Task ->
Please reproduce the records below exactly, omitting any pictures they contain.

Web page and app entries

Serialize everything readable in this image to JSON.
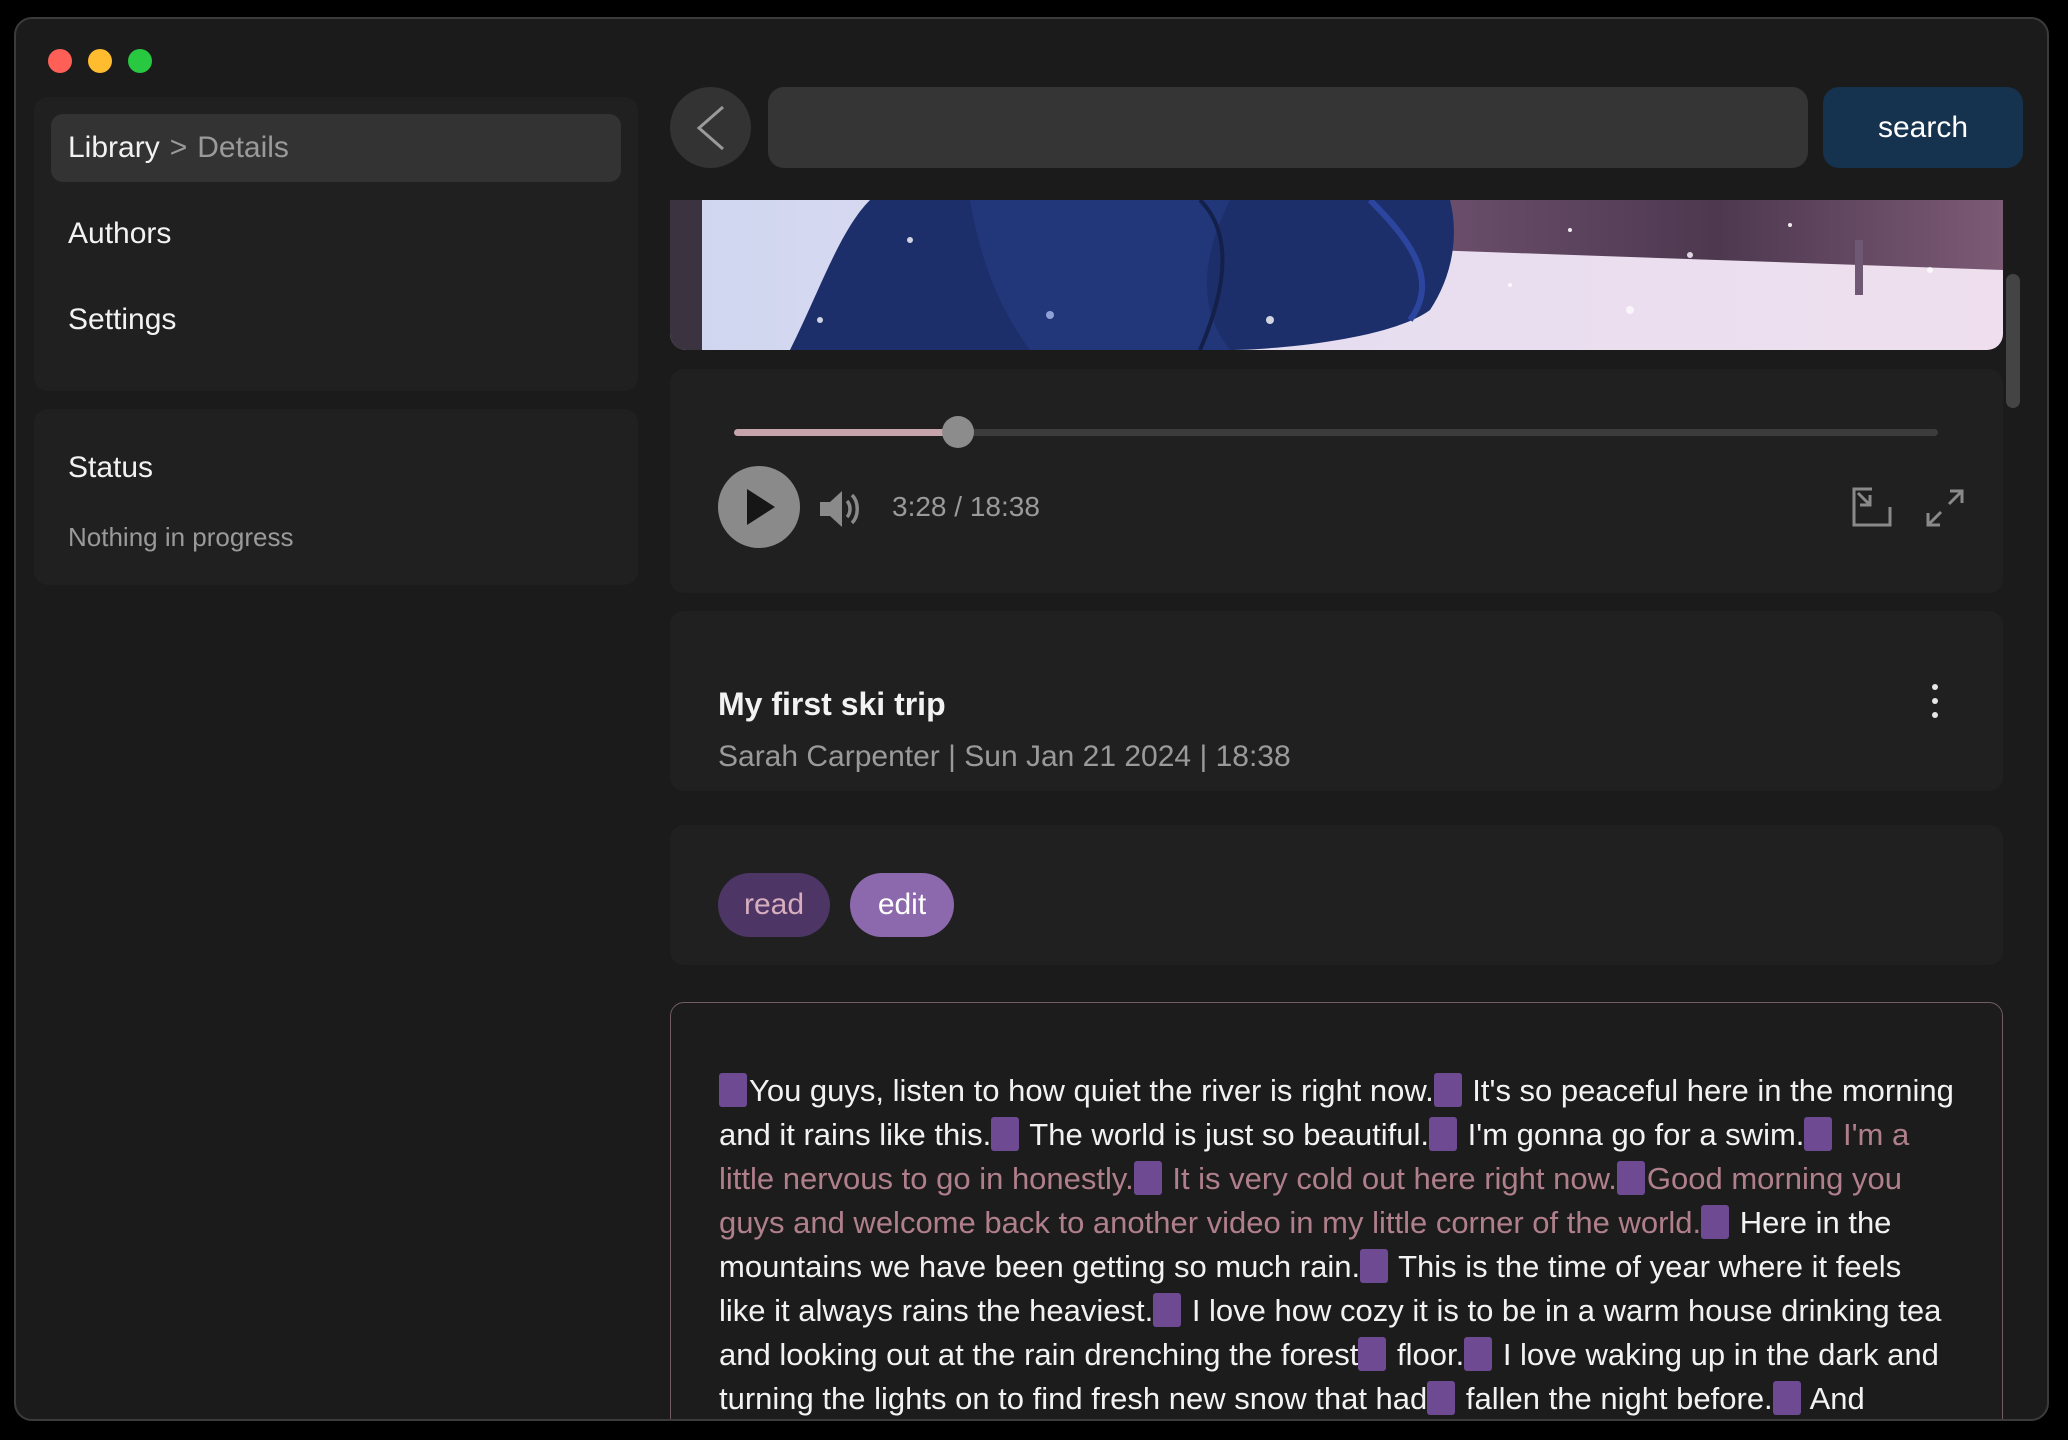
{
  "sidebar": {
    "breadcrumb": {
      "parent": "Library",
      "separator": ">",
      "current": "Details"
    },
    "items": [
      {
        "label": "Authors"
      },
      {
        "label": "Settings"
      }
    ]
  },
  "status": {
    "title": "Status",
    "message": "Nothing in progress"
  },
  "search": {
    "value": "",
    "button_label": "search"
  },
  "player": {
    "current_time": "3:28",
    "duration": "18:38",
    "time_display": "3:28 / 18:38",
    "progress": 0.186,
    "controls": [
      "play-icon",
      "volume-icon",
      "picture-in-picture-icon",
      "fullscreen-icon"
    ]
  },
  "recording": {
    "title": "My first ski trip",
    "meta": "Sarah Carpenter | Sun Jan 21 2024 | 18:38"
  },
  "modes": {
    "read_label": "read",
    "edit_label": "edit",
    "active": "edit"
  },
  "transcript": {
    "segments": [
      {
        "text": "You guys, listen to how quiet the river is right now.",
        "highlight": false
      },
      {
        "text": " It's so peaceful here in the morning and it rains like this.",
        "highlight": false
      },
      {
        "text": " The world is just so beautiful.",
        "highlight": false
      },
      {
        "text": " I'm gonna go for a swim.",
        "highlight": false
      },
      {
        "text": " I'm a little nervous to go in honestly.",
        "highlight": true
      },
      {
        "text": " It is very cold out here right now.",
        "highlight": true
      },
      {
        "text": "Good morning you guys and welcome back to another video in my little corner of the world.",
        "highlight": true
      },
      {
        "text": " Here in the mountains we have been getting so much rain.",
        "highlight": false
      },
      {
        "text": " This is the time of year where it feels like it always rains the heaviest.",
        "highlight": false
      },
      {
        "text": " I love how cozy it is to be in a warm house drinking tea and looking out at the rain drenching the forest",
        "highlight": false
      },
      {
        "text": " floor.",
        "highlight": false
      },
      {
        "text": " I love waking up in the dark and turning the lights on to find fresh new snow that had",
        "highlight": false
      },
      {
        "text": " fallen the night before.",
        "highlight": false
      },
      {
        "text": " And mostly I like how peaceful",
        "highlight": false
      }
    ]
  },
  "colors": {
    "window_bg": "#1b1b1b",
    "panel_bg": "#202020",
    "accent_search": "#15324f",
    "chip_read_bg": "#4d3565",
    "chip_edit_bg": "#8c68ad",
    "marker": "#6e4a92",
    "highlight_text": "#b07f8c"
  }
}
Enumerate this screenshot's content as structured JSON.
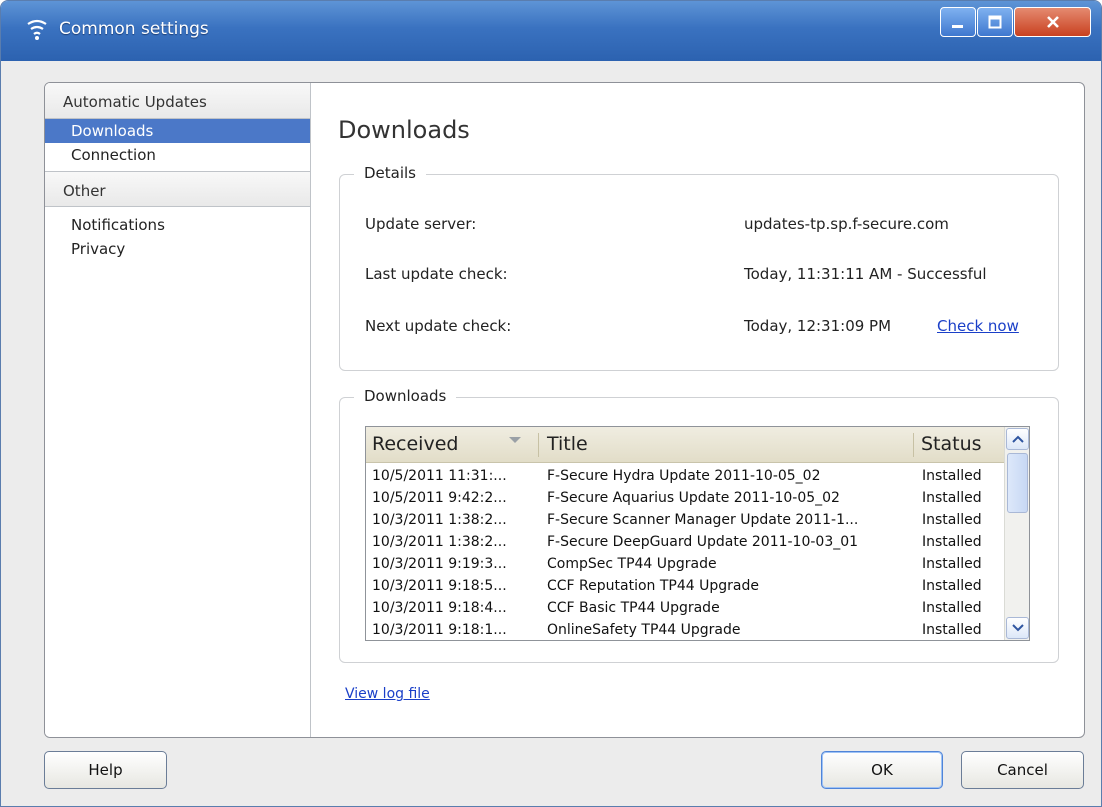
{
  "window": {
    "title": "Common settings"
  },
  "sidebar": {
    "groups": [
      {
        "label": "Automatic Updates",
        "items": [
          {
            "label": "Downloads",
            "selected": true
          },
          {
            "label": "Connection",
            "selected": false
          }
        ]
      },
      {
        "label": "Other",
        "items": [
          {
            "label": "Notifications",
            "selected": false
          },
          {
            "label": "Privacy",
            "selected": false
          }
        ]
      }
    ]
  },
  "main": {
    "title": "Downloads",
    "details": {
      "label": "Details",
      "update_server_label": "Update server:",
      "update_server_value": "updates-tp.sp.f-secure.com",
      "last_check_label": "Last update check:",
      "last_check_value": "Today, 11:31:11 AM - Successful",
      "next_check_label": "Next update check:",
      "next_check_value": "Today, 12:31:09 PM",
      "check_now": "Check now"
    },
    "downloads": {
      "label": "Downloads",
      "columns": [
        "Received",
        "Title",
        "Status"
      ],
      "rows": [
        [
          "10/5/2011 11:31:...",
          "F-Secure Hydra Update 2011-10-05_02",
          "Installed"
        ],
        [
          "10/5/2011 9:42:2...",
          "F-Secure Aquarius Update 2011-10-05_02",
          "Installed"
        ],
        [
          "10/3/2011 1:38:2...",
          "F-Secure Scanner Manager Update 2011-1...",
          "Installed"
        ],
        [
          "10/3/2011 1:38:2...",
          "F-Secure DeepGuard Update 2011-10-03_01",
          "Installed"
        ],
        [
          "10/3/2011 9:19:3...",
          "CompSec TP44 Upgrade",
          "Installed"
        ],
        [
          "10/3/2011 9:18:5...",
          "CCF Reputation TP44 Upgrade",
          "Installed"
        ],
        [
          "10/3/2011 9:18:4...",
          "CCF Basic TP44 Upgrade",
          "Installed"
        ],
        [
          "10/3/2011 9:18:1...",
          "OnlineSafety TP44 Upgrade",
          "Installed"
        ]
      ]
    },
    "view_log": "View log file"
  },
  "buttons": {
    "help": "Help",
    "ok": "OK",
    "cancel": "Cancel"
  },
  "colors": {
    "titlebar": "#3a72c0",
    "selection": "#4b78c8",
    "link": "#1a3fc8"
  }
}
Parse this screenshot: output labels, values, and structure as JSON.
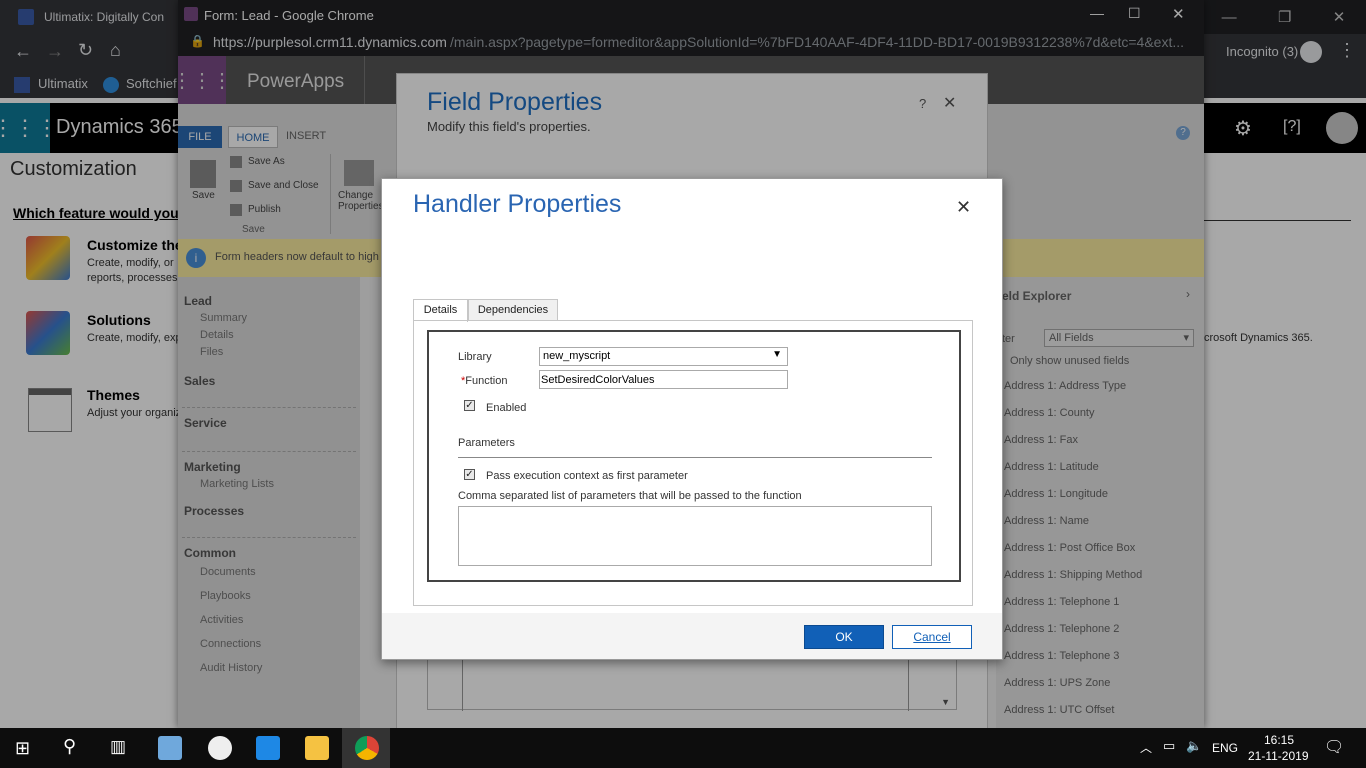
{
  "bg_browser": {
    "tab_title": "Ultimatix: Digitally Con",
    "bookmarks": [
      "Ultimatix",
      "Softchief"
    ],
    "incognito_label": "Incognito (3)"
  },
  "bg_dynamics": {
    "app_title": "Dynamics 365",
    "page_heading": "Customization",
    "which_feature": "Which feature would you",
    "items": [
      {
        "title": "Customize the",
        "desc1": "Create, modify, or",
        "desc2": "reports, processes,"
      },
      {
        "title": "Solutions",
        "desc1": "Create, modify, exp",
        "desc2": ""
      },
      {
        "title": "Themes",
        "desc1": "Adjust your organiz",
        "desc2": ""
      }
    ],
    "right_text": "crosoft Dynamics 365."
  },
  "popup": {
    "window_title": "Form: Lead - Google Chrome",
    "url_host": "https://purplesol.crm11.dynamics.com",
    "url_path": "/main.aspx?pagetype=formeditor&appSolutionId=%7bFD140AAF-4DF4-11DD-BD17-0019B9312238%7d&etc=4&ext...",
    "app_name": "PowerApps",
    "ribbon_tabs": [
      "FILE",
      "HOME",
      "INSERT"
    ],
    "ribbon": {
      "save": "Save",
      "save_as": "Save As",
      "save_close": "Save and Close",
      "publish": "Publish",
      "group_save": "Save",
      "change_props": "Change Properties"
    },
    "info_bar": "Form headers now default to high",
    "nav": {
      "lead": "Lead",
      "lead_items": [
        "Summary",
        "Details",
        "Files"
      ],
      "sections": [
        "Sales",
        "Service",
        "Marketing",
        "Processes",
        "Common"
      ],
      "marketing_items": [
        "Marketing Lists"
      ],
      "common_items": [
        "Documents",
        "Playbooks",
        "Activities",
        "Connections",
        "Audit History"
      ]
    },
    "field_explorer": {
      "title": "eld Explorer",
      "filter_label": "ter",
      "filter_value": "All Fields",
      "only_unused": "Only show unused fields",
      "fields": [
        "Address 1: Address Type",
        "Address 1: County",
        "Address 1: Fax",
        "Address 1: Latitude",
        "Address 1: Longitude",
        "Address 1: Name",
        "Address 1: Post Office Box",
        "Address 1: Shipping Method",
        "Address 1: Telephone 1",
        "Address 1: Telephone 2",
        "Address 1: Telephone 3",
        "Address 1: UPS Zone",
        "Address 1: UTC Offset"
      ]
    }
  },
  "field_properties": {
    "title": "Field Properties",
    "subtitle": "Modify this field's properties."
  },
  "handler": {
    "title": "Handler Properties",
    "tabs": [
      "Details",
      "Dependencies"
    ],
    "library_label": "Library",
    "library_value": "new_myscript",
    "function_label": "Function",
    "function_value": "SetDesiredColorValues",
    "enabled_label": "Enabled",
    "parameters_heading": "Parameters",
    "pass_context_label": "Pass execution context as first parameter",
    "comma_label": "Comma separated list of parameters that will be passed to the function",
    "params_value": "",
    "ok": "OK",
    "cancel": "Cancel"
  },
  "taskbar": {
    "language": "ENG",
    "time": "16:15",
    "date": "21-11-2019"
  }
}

Completed exercise ->
Serialize everything readable in this image to JSON.
{
  "sidebar": {
    "breadcrumb": {
      "parent": "Library",
      "separator": ">",
      "current": "Details"
    },
    "items": [
      {
        "label": "Authors"
      },
      {
        "label": "Settings"
      }
    ]
  },
  "status": {
    "title": "Status",
    "message": "Nothing in progress"
  },
  "search": {
    "value": "",
    "button_label": "search"
  },
  "player": {
    "current_time": "3:28",
    "duration": "18:38",
    "time_display": "3:28 / 18:38",
    "progress": 0.186,
    "controls": [
      "play-icon",
      "volume-icon",
      "picture-in-picture-icon",
      "fullscreen-icon"
    ]
  },
  "recording": {
    "title": "My first ski trip",
    "meta": "Sarah Carpenter | Sun Jan 21 2024 | 18:38"
  },
  "modes": {
    "read_label": "read",
    "edit_label": "edit",
    "active": "edit"
  },
  "transcript": {
    "segments": [
      {
        "text": "You guys, listen to how quiet the river is right now.",
        "highlight": false
      },
      {
        "text": " It's so peaceful here in the morning and it rains like this.",
        "highlight": false
      },
      {
        "text": " The world is just so beautiful.",
        "highlight": false
      },
      {
        "text": " I'm gonna go for a swim.",
        "highlight": false
      },
      {
        "text": " I'm a little nervous to go in honestly.",
        "highlight": true
      },
      {
        "text": " It is very cold out here right now.",
        "highlight": true
      },
      {
        "text": "Good morning you guys and welcome back to another video in my little corner of the world.",
        "highlight": true
      },
      {
        "text": " Here in the mountains we have been getting so much rain.",
        "highlight": false
      },
      {
        "text": " This is the time of year where it feels like it always rains the heaviest.",
        "highlight": false
      },
      {
        "text": " I love how cozy it is to be in a warm house drinking tea and looking out at the rain drenching the forest",
        "highlight": false
      },
      {
        "text": " floor.",
        "highlight": false
      },
      {
        "text": " I love waking up in the dark and turning the lights on to find fresh new snow that had",
        "highlight": false
      },
      {
        "text": " fallen the night before.",
        "highlight": false
      },
      {
        "text": " And mostly I like how peaceful",
        "highlight": false
      }
    ]
  },
  "colors": {
    "window_bg": "#1b1b1b",
    "panel_bg": "#202020",
    "accent_search": "#15324f",
    "chip_read_bg": "#4d3565",
    "chip_edit_bg": "#8c68ad",
    "marker": "#6e4a92",
    "highlight_text": "#b07f8c"
  }
}
Enumerate this screenshot's content as structured JSON.
{
  "window": {
    "title": "Common settings"
  },
  "sidebar": {
    "groups": [
      {
        "label": "Automatic Updates",
        "items": [
          {
            "label": "Downloads",
            "selected": true
          },
          {
            "label": "Connection",
            "selected": false
          }
        ]
      },
      {
        "label": "Other",
        "items": [
          {
            "label": "Notifications",
            "selected": false
          },
          {
            "label": "Privacy",
            "selected": false
          }
        ]
      }
    ]
  },
  "main": {
    "title": "Downloads",
    "details": {
      "label": "Details",
      "update_server_label": "Update server:",
      "update_server_value": "updates-tp.sp.f-secure.com",
      "last_check_label": "Last update check:",
      "last_check_value": "Today, 11:31:11 AM - Successful",
      "next_check_label": "Next update check:",
      "next_check_value": "Today, 12:31:09 PM",
      "check_now": "Check now"
    },
    "downloads": {
      "label": "Downloads",
      "columns": [
        "Received",
        "Title",
        "Status"
      ],
      "rows": [
        [
          "10/5/2011 11:31:...",
          "F-Secure Hydra Update 2011-10-05_02",
          "Installed"
        ],
        [
          "10/5/2011 9:42:2...",
          "F-Secure Aquarius Update 2011-10-05_02",
          "Installed"
        ],
        [
          "10/3/2011 1:38:2...",
          "F-Secure Scanner Manager Update 2011-1...",
          "Installed"
        ],
        [
          "10/3/2011 1:38:2...",
          "F-Secure DeepGuard Update 2011-10-03_01",
          "Installed"
        ],
        [
          "10/3/2011 9:19:3...",
          "CompSec TP44 Upgrade",
          "Installed"
        ],
        [
          "10/3/2011 9:18:5...",
          "CCF Reputation TP44 Upgrade",
          "Installed"
        ],
        [
          "10/3/2011 9:18:4...",
          "CCF Basic TP44 Upgrade",
          "Installed"
        ],
        [
          "10/3/2011 9:18:1...",
          "OnlineSafety TP44 Upgrade",
          "Installed"
        ]
      ]
    },
    "view_log": "View log file"
  },
  "buttons": {
    "help": "Help",
    "ok": "OK",
    "cancel": "Cancel"
  },
  "colors": {
    "titlebar": "#3a72c0",
    "selection": "#4b78c8",
    "link": "#1a3fc8"
  }
}
Parse this screenshot: output labels, values, and structure as JSON.
{
  "bg_browser": {
    "tab_title": "Ultimatix: Digitally Con",
    "bookmarks": [
      "Ultimatix",
      "Softchief"
    ],
    "incognito_label": "Incognito (3)"
  },
  "bg_dynamics": {
    "app_title": "Dynamics 365",
    "page_heading": "Customization",
    "which_feature": "Which feature would you",
    "items": [
      {
        "title": "Customize the",
        "desc1": "Create, modify, or",
        "desc2": "reports, processes,"
      },
      {
        "title": "Solutions",
        "desc1": "Create, modify, exp",
        "desc2": ""
      },
      {
        "title": "Themes",
        "desc1": "Adjust your organiz",
        "desc2": ""
      }
    ],
    "right_text": "crosoft Dynamics 365."
  },
  "popup": {
    "window_title": "Form: Lead - Google Chrome",
    "url_host": "https://purplesol.crm11.dynamics.com",
    "url_path": "/main.aspx?pagetype=formeditor&appSolutionId=%7bFD140AAF-4DF4-11DD-BD17-0019B9312238%7d&etc=4&ext...",
    "app_name": "PowerApps",
    "ribbon_tabs": [
      "FILE",
      "HOME",
      "INSERT"
    ],
    "ribbon": {
      "save": "Save",
      "save_as": "Save As",
      "save_close": "Save and Close",
      "publish": "Publish",
      "group_save": "Save",
      "change_props": "Change Properties"
    },
    "info_bar": "Form headers now default to high",
    "nav": {
      "lead": "Lead",
      "lead_items": [
        "Summary",
        "Details",
        "Files"
      ],
      "sections": [
        "Sales",
        "Service",
        "Marketing",
        "Processes",
        "Common"
      ],
      "marketing_items": [
        "Marketing Lists"
      ],
      "common_items": [
        "Documents",
        "Playbooks",
        "Activities",
        "Connections",
        "Audit History"
      ]
    },
    "field_explorer": {
      "title": "eld Explorer",
      "filter_label": "ter",
      "filter_value": "All Fields",
      "only_unused": "Only show unused fields",
      "fields": [
        "Address 1: Address Type",
        "Address 1: County",
        "Address 1: Fax",
        "Address 1: Latitude",
        "Address 1: Longitude",
        "Address 1: Name",
        "Address 1: Post Office Box",
        "Address 1: Shipping Method",
        "Address 1: Telephone 1",
        "Address 1: Telephone 2",
        "Address 1: Telephone 3",
        "Address 1: UPS Zone",
        "Address 1: UTC Offset"
      ]
    }
  },
  "field_properties": {
    "title": "Field Properties",
    "subtitle": "Modify this field's properties."
  },
  "handler": {
    "title": "Handler Properties",
    "tabs": [
      "Details",
      "Dependencies"
    ],
    "library_label": "Library",
    "library_value": "new_myscript",
    "function_label": "Function",
    "function_value": "SetDesiredColorValues",
    "enabled_label": "Enabled",
    "parameters_heading": "Parameters",
    "pass_context_label": "Pass execution context as first parameter",
    "comma_label": "Comma separated list of parameters that will be passed to the function",
    "params_value": "",
    "ok": "OK",
    "cancel": "Cancel"
  },
  "taskbar": {
    "language": "ENG",
    "time": "16:15",
    "date": "21-11-2019"
  }
}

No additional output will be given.